### [Your goal]
Reproduce the records below exactly, leaving out any pictures.
----
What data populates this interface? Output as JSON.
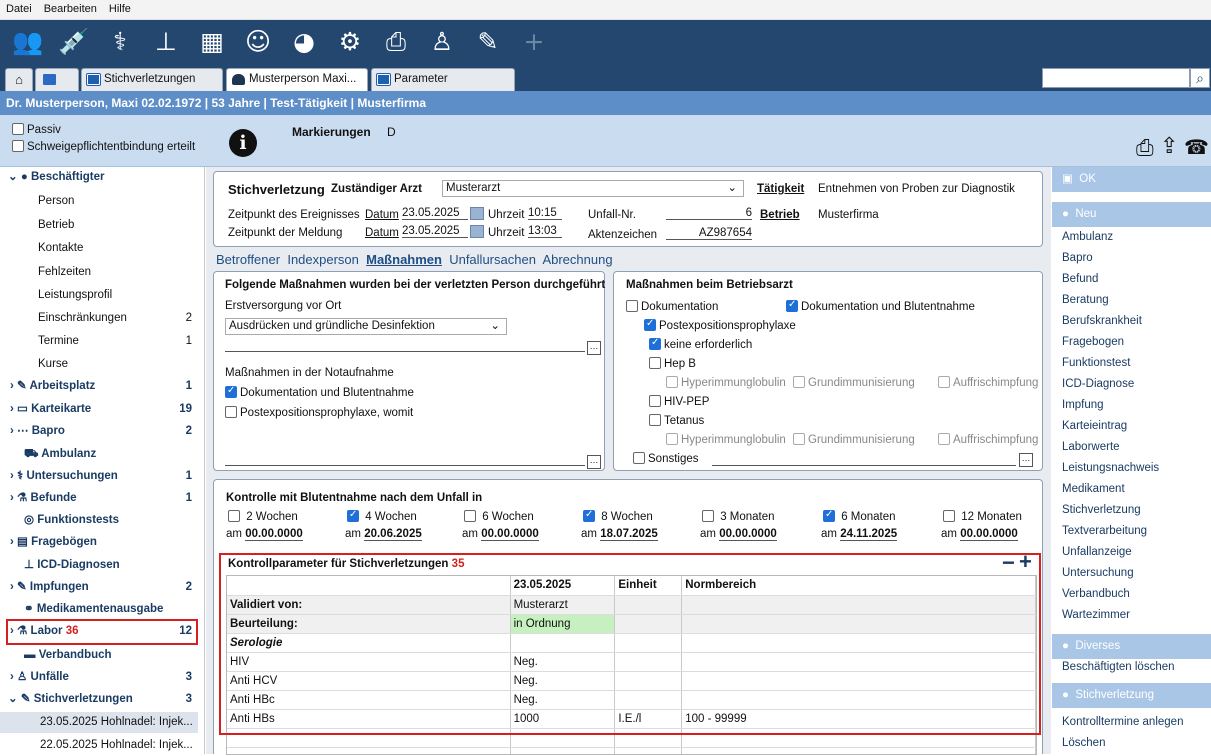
{
  "menu": [
    "Datei",
    "Bearbeiten",
    "Hilfe"
  ],
  "toolbar_icons": [
    "people-icon",
    "syringe-icon",
    "stethoscope-icon",
    "hierarchy-icon",
    "calendar-icon",
    "user-doctor-icon",
    "pie-chart-icon",
    "gear-icon",
    "printer-icon",
    "worker-icon",
    "syringe-plus-icon",
    "add-icon"
  ],
  "tabs": [
    {
      "label": ""
    },
    {
      "label": ""
    },
    {
      "label": "Stichverletzungen"
    },
    {
      "label": "Musterperson Maxi..."
    },
    {
      "label": "Parameter"
    }
  ],
  "search": {
    "placeholder": "",
    "value": ""
  },
  "patient_bar": "Dr.  Musterperson, Maxi 02.02.1972 | 53 Jahre | Test-Tätigkeit | Musterfirma",
  "top": {
    "passiv": "Passiv",
    "schweige": "Schweigepflichtentbindung erteilt",
    "markierungen_label": "Markierungen",
    "markierungen_value": "D"
  },
  "sidebar": {
    "header": "Beschäftigter",
    "subitems": [
      {
        "label": "Person",
        "count": ""
      },
      {
        "label": "Betrieb",
        "count": ""
      },
      {
        "label": "Kontakte",
        "count": ""
      },
      {
        "label": "Fehlzeiten",
        "count": ""
      },
      {
        "label": "Leistungsprofil",
        "count": ""
      },
      {
        "label": "Einschränkungen",
        "count": "2"
      },
      {
        "label": "Termine",
        "count": "1"
      },
      {
        "label": "Kurse",
        "count": ""
      }
    ],
    "items": [
      {
        "label": "Arbeitsplatz",
        "count": "1"
      },
      {
        "label": "Karteikarte",
        "count": "19"
      },
      {
        "label": "Bapro",
        "count": "2"
      },
      {
        "label": "Ambulanz",
        "count": ""
      },
      {
        "label": "Untersuchungen",
        "count": "1"
      },
      {
        "label": "Befunde",
        "count": "1"
      },
      {
        "label": "Funktionstests",
        "count": ""
      },
      {
        "label": "Fragebögen",
        "count": ""
      },
      {
        "label": "ICD-Diagnosen",
        "count": ""
      },
      {
        "label": "Impfungen",
        "count": "2"
      },
      {
        "label": "Medikamentenausgabe",
        "count": ""
      },
      {
        "label": "Labor",
        "count": "12",
        "marker": "36"
      },
      {
        "label": "Verbandbuch",
        "count": ""
      },
      {
        "label": "Unfälle",
        "count": "3"
      },
      {
        "label": "Stichverletzungen",
        "count": "3"
      }
    ],
    "stich_entries": [
      "23.05.2025 Hohlnadel: Injek...",
      "22.05.2025 Hohlnadel: Injek..."
    ]
  },
  "header_panel": {
    "title": "Stichverletzung",
    "arzt_label": "Zuständiger Arzt",
    "arzt_value": "Musterarzt",
    "taetigkeit_label": "Tätigkeit",
    "taetigkeit_value": "Entnehmen von Proben zur Diagnostik",
    "ereignis_label": "Zeitpunkt des Ereignisses",
    "meldung_label": "Zeitpunkt der Meldung",
    "datum_label": "Datum",
    "uhrzeit_label": "Uhrzeit",
    "ereignis_datum": "23.05.2025",
    "ereignis_uhrzeit": "10:15",
    "meldung_datum": "23.05.2025",
    "meldung_uhrzeit": "13:03",
    "unfallnr_label": "Unfall-Nr.",
    "unfallnr_value": "6",
    "aktenzeichen_label": "Aktenzeichen",
    "aktenzeichen_value": "AZ987654",
    "betrieb_label": "Betrieb",
    "betrieb_value": "Musterfirma"
  },
  "subtabs": [
    "Betroffener",
    "Indexperson",
    "Maßnahmen",
    "Unfallursachen",
    "Abrechnung"
  ],
  "left_panel": {
    "title": "Folgende Maßnahmen wurden bei der verletzten Person durchgeführt",
    "erstversorgung_label": "Erstversorgung vor Ort",
    "erstversorgung_value": "Ausdrücken und gründliche Desinfektion",
    "notaufnahme_label": "Maßnahmen in der Notaufnahme",
    "opt1": "Dokumentation und Blutentnahme",
    "opt2": "Postexpositionsprophylaxe, womit"
  },
  "right_panel": {
    "title": "Maßnahmen beim Betriebsarzt",
    "dokumentation": "Dokumentation",
    "dok_blut": "Dokumentation und Blutentnahme",
    "pep": "Postexpositionsprophylaxe",
    "keine": "keine erforderlich",
    "hepb": "Hep B",
    "hyper1": "Hyperimmunglobulin",
    "grund1": "Grundimmunisierung",
    "auff1": "Auffrischimpfung",
    "hivpep": "HIV-PEP",
    "tetanus": "Tetanus",
    "hyper2": "Hyperimmunglobulin",
    "grund2": "Grundimmunisierung",
    "auff2": "Auffrischimpfung",
    "sonstiges": "Sonstiges"
  },
  "kontrolle": {
    "title": "Kontrolle mit Blutentnahme nach dem Unfall in",
    "am": "am",
    "items": [
      {
        "label": "2 Wochen",
        "checked": false,
        "date": "00.00.0000"
      },
      {
        "label": "4 Wochen",
        "checked": true,
        "date": "20.06.2025"
      },
      {
        "label": "6 Wochen",
        "checked": false,
        "date": "00.00.0000"
      },
      {
        "label": "8 Wochen",
        "checked": true,
        "date": "18.07.2025"
      },
      {
        "label": "3 Monaten",
        "checked": false,
        "date": "00.00.0000"
      },
      {
        "label": "6 Monaten",
        "checked": true,
        "date": "24.11.2025"
      },
      {
        "label": "12 Monaten",
        "checked": false,
        "date": "00.00.0000"
      }
    ]
  },
  "kontrollparameter": {
    "title": "Kontrollparameter für Stichverletzungen",
    "marker": "35",
    "minus": "−",
    "plus": "+",
    "headers": [
      "",
      "23.05.2025",
      "Einheit",
      "Normbereich"
    ],
    "rows": [
      [
        "Validiert von:",
        "Musterarzt",
        "",
        ""
      ],
      [
        "Beurteilung:",
        "in Ordnung",
        "",
        ""
      ],
      [
        "Serologie",
        "",
        "",
        ""
      ],
      [
        "HIV",
        "Neg.",
        "",
        ""
      ],
      [
        "Anti HCV",
        "Neg.",
        "",
        ""
      ],
      [
        "Anti HBc",
        "Neg.",
        "",
        ""
      ],
      [
        "Anti HBs",
        "1000",
        "I.E./l",
        "100 - 99999"
      ]
    ],
    "ok_color": "#c6f0c0"
  },
  "rightbar": {
    "ok": "OK",
    "neu": "Neu",
    "neu_items": [
      "Ambulanz",
      "Bapro",
      "Befund",
      "Beratung",
      "Berufskrankheit",
      "Fragebogen",
      "Funktionstest",
      "ICD-Diagnose",
      "Impfung",
      "Karteieintrag",
      "Laborwerte",
      "Leistungsnachweis",
      "Medikament",
      "Stichverletzung",
      "Textverarbeitung",
      "Unfallanzeige",
      "Untersuchung",
      "Verbandbuch",
      "Wartezimmer"
    ],
    "diverses": "Diverses",
    "diverses_items": [
      "Beschäftigten löschen"
    ],
    "stich": "Stichverletzung",
    "stich_items": [
      "Kontrolltermine anlegen",
      "Löschen"
    ]
  }
}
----
### [Solved exercise]
What data populates this interface? Output as JSON.
{
  "menu": [
    "Datei",
    "Bearbeiten",
    "Hilfe"
  ],
  "toolbar_icons": [
    "people-icon",
    "syringe-icon",
    "stethoscope-icon",
    "hierarchy-icon",
    "calendar-icon",
    "user-doctor-icon",
    "pie-chart-icon",
    "gear-icon",
    "printer-icon",
    "worker-icon",
    "syringe-plus-icon",
    "add-icon"
  ],
  "tabs": [
    {
      "label": ""
    },
    {
      "label": ""
    },
    {
      "label": "Stichverletzungen"
    },
    {
      "label": "Musterperson Maxi..."
    },
    {
      "label": "Parameter"
    }
  ],
  "search": {
    "placeholder": "",
    "value": ""
  },
  "patient_bar": "Dr.  Musterperson, Maxi 02.02.1972 | 53 Jahre | Test-Tätigkeit | Musterfirma",
  "top": {
    "passiv": "Passiv",
    "schweige": "Schweigepflichtentbindung erteilt",
    "markierungen_label": "Markierungen",
    "markierungen_value": "D"
  },
  "sidebar": {
    "header": "Beschäftigter",
    "subitems": [
      {
        "label": "Person",
        "count": ""
      },
      {
        "label": "Betrieb",
        "count": ""
      },
      {
        "label": "Kontakte",
        "count": ""
      },
      {
        "label": "Fehlzeiten",
        "count": ""
      },
      {
        "label": "Leistungsprofil",
        "count": ""
      },
      {
        "label": "Einschränkungen",
        "count": "2"
      },
      {
        "label": "Termine",
        "count": "1"
      },
      {
        "label": "Kurse",
        "count": ""
      }
    ],
    "items": [
      {
        "label": "Arbeitsplatz",
        "count": "1"
      },
      {
        "label": "Karteikarte",
        "count": "19"
      },
      {
        "label": "Bapro",
        "count": "2"
      },
      {
        "label": "Ambulanz",
        "count": ""
      },
      {
        "label": "Untersuchungen",
        "count": "1"
      },
      {
        "label": "Befunde",
        "count": "1"
      },
      {
        "label": "Funktionstests",
        "count": ""
      },
      {
        "label": "Fragebögen",
        "count": ""
      },
      {
        "label": "ICD-Diagnosen",
        "count": ""
      },
      {
        "label": "Impfungen",
        "count": "2"
      },
      {
        "label": "Medikamentenausgabe",
        "count": ""
      },
      {
        "label": "Labor",
        "count": "12",
        "marker": "36"
      },
      {
        "label": "Verbandbuch",
        "count": ""
      },
      {
        "label": "Unfälle",
        "count": "3"
      },
      {
        "label": "Stichverletzungen",
        "count": "3"
      }
    ],
    "stich_entries": [
      "23.05.2025 Hohlnadel: Injek...",
      "22.05.2025 Hohlnadel: Injek..."
    ]
  },
  "header_panel": {
    "title": "Stichverletzung",
    "arzt_label": "Zuständiger Arzt",
    "arzt_value": "Musterarzt",
    "taetigkeit_label": "Tätigkeit",
    "taetigkeit_value": "Entnehmen von Proben zur Diagnostik",
    "ereignis_label": "Zeitpunkt des Ereignisses",
    "meldung_label": "Zeitpunkt der Meldung",
    "datum_label": "Datum",
    "uhrzeit_label": "Uhrzeit",
    "ereignis_datum": "23.05.2025",
    "ereignis_uhrzeit": "10:15",
    "meldung_datum": "23.05.2025",
    "meldung_uhrzeit": "13:03",
    "unfallnr_label": "Unfall-Nr.",
    "unfallnr_value": "6",
    "aktenzeichen_label": "Aktenzeichen",
    "aktenzeichen_value": "AZ987654",
    "betrieb_label": "Betrieb",
    "betrieb_value": "Musterfirma"
  },
  "subtabs": [
    "Betroffener",
    "Indexperson",
    "Maßnahmen",
    "Unfallursachen",
    "Abrechnung"
  ],
  "left_panel": {
    "title": "Folgende Maßnahmen wurden bei der verletzten Person durchgeführt",
    "erstversorgung_label": "Erstversorgung vor Ort",
    "erstversorgung_value": "Ausdrücken und gründliche Desinfektion",
    "notaufnahme_label": "Maßnahmen in der Notaufnahme",
    "opt1": "Dokumentation und Blutentnahme",
    "opt2": "Postexpositionsprophylaxe, womit"
  },
  "right_panel": {
    "title": "Maßnahmen beim Betriebsarzt",
    "dokumentation": "Dokumentation",
    "dok_blut": "Dokumentation und Blutentnahme",
    "pep": "Postexpositionsprophylaxe",
    "keine": "keine erforderlich",
    "hepb": "Hep B",
    "hyper1": "Hyperimmunglobulin",
    "grund1": "Grundimmunisierung",
    "auff1": "Auffrischimpfung",
    "hivpep": "HIV-PEP",
    "tetanus": "Tetanus",
    "hyper2": "Hyperimmunglobulin",
    "grund2": "Grundimmunisierung",
    "auff2": "Auffrischimpfung",
    "sonstiges": "Sonstiges"
  },
  "kontrolle": {
    "title": "Kontrolle mit Blutentnahme nach dem Unfall in",
    "am": "am",
    "items": [
      {
        "label": "2 Wochen",
        "checked": false,
        "date": "00.00.0000"
      },
      {
        "label": "4 Wochen",
        "checked": true,
        "date": "20.06.2025"
      },
      {
        "label": "6 Wochen",
        "checked": false,
        "date": "00.00.0000"
      },
      {
        "label": "8 Wochen",
        "checked": true,
        "date": "18.07.2025"
      },
      {
        "label": "3 Monaten",
        "checked": false,
        "date": "00.00.0000"
      },
      {
        "label": "6 Monaten",
        "checked": true,
        "date": "24.11.2025"
      },
      {
        "label": "12 Monaten",
        "checked": false,
        "date": "00.00.0000"
      }
    ]
  },
  "kontrollparameter": {
    "title": "Kontrollparameter für Stichverletzungen",
    "marker": "35",
    "minus": "−",
    "plus": "+",
    "headers": [
      "",
      "23.05.2025",
      "Einheit",
      "Normbereich"
    ],
    "rows": [
      [
        "Validiert von:",
        "Musterarzt",
        "",
        ""
      ],
      [
        "Beurteilung:",
        "in Ordnung",
        "",
        ""
      ],
      [
        "Serologie",
        "",
        "",
        ""
      ],
      [
        "HIV",
        "Neg.",
        "",
        ""
      ],
      [
        "Anti HCV",
        "Neg.",
        "",
        ""
      ],
      [
        "Anti HBc",
        "Neg.",
        "",
        ""
      ],
      [
        "Anti HBs",
        "1000",
        "I.E./l",
        "100 - 99999"
      ]
    ],
    "ok_color": "#c6f0c0"
  },
  "rightbar": {
    "ok": "OK",
    "neu": "Neu",
    "neu_items": [
      "Ambulanz",
      "Bapro",
      "Befund",
      "Beratung",
      "Berufskrankheit",
      "Fragebogen",
      "Funktionstest",
      "ICD-Diagnose",
      "Impfung",
      "Karteieintrag",
      "Laborwerte",
      "Leistungsnachweis",
      "Medikament",
      "Stichverletzung",
      "Textverarbeitung",
      "Unfallanzeige",
      "Untersuchung",
      "Verbandbuch",
      "Wartezimmer"
    ],
    "diverses": "Diverses",
    "diverses_items": [
      "Beschäftigten löschen"
    ],
    "stich": "Stichverletzung",
    "stich_items": [
      "Kontrolltermine anlegen",
      "Löschen"
    ]
  }
}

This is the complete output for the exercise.